On the stage, enshrouded in a fold of dark blue lights, the elegant bodies of two dancers extend expertly as the onlookers stare breathlessly. The olive-skinned, thin-bodied woman twisting her leg into a turn wears a stunningly simple, violently red dress as she glides across the empty space. Her male partner, a pale-haired, slender man tucked sveltely into a collared shirt and dress pants, towers above her in their modern-dance-style tango of affection, passion, rage. Both dancers, like the stage, are enshrouded in veils. The veils are made of what appears like a thin muslin and tied at the neck, reminiscent of prisoners in potato sacks awaiting execution – who happen to be dressed as romantic partners in a professional pas de deux.
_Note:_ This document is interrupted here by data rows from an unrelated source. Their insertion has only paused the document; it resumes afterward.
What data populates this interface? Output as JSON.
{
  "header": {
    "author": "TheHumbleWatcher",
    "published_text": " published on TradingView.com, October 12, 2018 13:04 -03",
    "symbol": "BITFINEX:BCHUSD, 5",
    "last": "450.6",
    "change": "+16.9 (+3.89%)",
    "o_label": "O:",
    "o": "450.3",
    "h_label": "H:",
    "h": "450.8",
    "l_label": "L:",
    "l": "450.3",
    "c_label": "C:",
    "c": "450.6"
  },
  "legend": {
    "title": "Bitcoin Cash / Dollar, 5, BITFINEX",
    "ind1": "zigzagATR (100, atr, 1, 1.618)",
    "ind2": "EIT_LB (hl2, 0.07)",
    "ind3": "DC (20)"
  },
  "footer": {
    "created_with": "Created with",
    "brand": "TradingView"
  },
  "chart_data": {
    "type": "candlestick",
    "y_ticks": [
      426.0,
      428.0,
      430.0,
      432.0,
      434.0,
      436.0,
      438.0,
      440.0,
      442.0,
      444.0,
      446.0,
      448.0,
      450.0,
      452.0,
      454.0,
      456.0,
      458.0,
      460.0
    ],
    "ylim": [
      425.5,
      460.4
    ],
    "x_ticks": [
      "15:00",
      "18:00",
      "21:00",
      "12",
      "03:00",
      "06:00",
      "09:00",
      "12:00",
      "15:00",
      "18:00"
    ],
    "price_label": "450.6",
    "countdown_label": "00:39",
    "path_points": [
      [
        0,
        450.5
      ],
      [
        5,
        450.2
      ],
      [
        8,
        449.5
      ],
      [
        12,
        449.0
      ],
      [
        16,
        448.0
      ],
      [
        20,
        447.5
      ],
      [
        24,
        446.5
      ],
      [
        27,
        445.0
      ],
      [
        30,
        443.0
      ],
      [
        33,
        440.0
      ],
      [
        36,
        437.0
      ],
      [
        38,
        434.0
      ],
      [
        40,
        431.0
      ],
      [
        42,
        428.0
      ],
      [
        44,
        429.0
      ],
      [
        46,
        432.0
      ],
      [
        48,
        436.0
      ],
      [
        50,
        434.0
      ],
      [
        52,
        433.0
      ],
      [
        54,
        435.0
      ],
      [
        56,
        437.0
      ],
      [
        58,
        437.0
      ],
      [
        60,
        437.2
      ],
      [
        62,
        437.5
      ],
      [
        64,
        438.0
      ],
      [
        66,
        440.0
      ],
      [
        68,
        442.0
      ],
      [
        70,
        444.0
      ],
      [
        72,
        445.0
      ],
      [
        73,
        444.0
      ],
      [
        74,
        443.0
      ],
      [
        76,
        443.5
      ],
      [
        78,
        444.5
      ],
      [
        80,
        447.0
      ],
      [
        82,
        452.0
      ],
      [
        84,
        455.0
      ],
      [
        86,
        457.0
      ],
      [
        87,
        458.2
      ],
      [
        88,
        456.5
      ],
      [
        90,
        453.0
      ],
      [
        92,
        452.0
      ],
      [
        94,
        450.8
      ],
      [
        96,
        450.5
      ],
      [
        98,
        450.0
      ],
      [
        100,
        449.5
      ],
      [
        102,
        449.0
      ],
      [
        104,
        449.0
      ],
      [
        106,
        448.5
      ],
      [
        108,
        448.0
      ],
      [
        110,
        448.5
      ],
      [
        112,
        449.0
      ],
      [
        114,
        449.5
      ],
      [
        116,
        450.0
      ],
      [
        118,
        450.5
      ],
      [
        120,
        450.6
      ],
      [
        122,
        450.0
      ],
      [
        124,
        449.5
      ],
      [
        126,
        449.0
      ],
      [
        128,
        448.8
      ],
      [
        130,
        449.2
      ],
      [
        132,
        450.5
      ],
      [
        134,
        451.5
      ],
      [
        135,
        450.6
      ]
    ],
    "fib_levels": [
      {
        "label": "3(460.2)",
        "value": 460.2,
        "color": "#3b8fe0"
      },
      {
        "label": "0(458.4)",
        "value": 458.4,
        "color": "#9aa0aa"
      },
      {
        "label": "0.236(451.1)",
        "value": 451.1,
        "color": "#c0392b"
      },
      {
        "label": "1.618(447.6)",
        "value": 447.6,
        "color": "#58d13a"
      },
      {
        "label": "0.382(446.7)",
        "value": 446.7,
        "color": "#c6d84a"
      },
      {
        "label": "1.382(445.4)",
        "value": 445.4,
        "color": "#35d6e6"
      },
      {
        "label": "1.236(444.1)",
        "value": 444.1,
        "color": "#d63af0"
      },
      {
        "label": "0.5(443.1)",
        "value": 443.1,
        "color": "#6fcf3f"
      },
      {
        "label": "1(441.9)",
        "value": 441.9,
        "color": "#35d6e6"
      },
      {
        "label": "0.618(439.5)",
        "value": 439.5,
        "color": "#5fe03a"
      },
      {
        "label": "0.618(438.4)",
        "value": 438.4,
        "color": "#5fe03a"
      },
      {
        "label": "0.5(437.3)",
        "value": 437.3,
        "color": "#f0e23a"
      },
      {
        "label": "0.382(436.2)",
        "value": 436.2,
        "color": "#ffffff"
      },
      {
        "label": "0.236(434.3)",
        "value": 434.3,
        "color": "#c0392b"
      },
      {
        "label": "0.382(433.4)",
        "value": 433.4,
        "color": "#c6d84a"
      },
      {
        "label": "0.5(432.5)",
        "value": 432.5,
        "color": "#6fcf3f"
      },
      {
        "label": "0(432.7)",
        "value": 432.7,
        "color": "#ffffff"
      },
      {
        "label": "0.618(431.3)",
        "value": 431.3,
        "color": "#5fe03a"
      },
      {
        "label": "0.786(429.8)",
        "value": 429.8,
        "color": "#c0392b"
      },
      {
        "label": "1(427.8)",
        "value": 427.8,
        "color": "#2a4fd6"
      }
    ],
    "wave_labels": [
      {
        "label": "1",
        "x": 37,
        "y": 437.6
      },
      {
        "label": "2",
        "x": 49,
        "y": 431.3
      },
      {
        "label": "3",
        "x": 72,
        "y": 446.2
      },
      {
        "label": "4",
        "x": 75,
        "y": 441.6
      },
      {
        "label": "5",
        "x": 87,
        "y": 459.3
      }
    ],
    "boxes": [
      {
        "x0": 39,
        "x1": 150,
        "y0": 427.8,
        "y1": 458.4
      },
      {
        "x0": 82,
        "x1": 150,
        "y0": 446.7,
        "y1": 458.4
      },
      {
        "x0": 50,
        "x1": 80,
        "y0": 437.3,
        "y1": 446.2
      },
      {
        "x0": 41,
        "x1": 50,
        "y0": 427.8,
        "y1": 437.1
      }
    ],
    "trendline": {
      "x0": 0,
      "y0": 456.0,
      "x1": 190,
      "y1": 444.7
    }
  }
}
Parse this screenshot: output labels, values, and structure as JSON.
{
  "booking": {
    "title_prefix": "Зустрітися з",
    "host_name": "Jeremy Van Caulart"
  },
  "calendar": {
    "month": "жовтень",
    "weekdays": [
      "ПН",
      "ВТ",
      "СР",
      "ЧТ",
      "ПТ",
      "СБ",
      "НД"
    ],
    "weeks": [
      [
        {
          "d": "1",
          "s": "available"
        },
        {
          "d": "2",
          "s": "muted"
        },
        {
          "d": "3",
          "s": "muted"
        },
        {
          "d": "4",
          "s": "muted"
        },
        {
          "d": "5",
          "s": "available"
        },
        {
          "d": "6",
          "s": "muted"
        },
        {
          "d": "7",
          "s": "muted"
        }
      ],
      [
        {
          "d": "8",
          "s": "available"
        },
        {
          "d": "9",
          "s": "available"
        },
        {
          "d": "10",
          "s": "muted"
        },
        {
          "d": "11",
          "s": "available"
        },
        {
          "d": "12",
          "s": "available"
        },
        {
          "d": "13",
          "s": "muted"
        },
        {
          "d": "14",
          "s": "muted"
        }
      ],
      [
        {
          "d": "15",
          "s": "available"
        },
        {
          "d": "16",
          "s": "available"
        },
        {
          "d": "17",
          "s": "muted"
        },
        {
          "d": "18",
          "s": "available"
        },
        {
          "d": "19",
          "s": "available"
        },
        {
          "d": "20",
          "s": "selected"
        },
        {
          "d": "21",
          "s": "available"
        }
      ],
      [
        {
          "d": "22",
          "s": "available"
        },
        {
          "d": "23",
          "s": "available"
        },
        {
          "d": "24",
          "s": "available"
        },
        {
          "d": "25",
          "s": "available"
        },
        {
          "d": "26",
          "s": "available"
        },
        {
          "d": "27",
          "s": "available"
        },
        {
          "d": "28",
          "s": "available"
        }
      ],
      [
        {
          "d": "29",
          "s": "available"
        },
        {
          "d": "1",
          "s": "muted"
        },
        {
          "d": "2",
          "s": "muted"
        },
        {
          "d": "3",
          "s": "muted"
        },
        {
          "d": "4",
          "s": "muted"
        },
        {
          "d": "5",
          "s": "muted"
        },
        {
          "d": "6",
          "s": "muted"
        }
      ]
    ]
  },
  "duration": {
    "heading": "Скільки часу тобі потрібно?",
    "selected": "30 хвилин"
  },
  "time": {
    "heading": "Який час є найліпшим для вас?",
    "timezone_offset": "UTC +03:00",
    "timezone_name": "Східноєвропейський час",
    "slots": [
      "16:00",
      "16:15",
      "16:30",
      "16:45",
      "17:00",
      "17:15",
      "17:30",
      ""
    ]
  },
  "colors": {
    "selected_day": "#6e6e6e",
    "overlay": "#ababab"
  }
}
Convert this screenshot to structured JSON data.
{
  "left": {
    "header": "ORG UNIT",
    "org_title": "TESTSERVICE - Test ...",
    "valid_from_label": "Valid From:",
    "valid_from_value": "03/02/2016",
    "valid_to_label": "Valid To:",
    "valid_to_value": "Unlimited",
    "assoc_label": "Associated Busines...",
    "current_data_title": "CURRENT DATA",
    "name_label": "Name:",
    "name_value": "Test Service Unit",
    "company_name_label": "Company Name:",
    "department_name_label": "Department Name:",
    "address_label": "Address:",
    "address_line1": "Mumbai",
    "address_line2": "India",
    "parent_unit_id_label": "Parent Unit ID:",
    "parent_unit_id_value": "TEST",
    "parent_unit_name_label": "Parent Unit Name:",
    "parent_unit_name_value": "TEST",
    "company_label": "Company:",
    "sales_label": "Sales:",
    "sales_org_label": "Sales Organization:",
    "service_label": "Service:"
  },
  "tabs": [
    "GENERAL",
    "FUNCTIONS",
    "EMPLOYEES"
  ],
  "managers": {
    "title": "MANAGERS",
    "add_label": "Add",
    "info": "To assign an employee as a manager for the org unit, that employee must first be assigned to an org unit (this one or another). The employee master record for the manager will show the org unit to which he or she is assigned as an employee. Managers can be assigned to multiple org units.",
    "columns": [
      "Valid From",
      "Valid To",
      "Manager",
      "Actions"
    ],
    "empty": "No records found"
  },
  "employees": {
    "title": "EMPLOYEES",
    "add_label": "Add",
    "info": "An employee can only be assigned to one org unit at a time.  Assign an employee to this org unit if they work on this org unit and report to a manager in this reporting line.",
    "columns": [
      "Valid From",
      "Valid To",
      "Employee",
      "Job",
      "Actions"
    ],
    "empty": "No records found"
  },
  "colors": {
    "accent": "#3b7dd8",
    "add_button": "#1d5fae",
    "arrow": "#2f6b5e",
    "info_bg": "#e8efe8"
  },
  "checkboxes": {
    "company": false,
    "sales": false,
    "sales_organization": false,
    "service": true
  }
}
The piece is an excerpt called “Love Stories” from the four-part world premiere of choreographer, Takehiro Ueyama. Ueyama’s twelve person company rally their forces at the Dance Theatre Workshop, offering loyal viewers and fans four preliminary performances, which showcase previews from his shows, “Linked,” “Love Stories,” “Shabon,” and “Footsteps in the Snow.”
Now, the New Yorkers gather – young dancers who have come to see their colleagues, middle aged culture-junkies, theatre goers, genuine lovers of the arts, of course. Known for his ability to seamlessly mix both Eastern and Western influences into his movement, Ueyama’s choreography displays a reverence all his own, with both traditional and unstructured styles adding to the weight of his dance innovations. The mixed audience possesses only one common concern – the desire to be told of life through physical movement. At the end of “Love Stories,” a deep silence passes before swelling applause and Ueyama has succeeded.
“Love Stories,” in particular, is the subtlest, most intimate incarnation of Ueyama’s passion for physical story-telling, in which a young man and woman move almost as puppets beneath the swift hands of their invisible choreographer. This movement adds a second dimension of thought to Ueyama’s work – that men and women in love can too sometimes act as puppets controlled by the hands of a divine puppeteer. Simply by using a male, female, and astoundingly uncomplicated costumes, Ueyama exhibits his best hand at breaking the human heart with the beauty of life’s trials. The dancers display pure emotion, emotion which reverberates through every limb of their entangled bodies. The audience watches quietly, heads bowed. Some weep.
As a choreographer, Ueyama has established a purpose all his own, with fascinating influences and a highly well-trained dance troupe hailing from the likes of Juilliard and the Joffrey Ballet. In strange economic times, a small dance company maintains its artistic resolve with its absolute artistic integrity, something gratefully accepted by the audiences. The sincerity evident in Ueyama’s work is more of what the world needs in the way of mass communication. Without the force of verbal slanders and rants, Ueyama manages to illuminate the hardships and triumphs, complexities and intricacies of being human.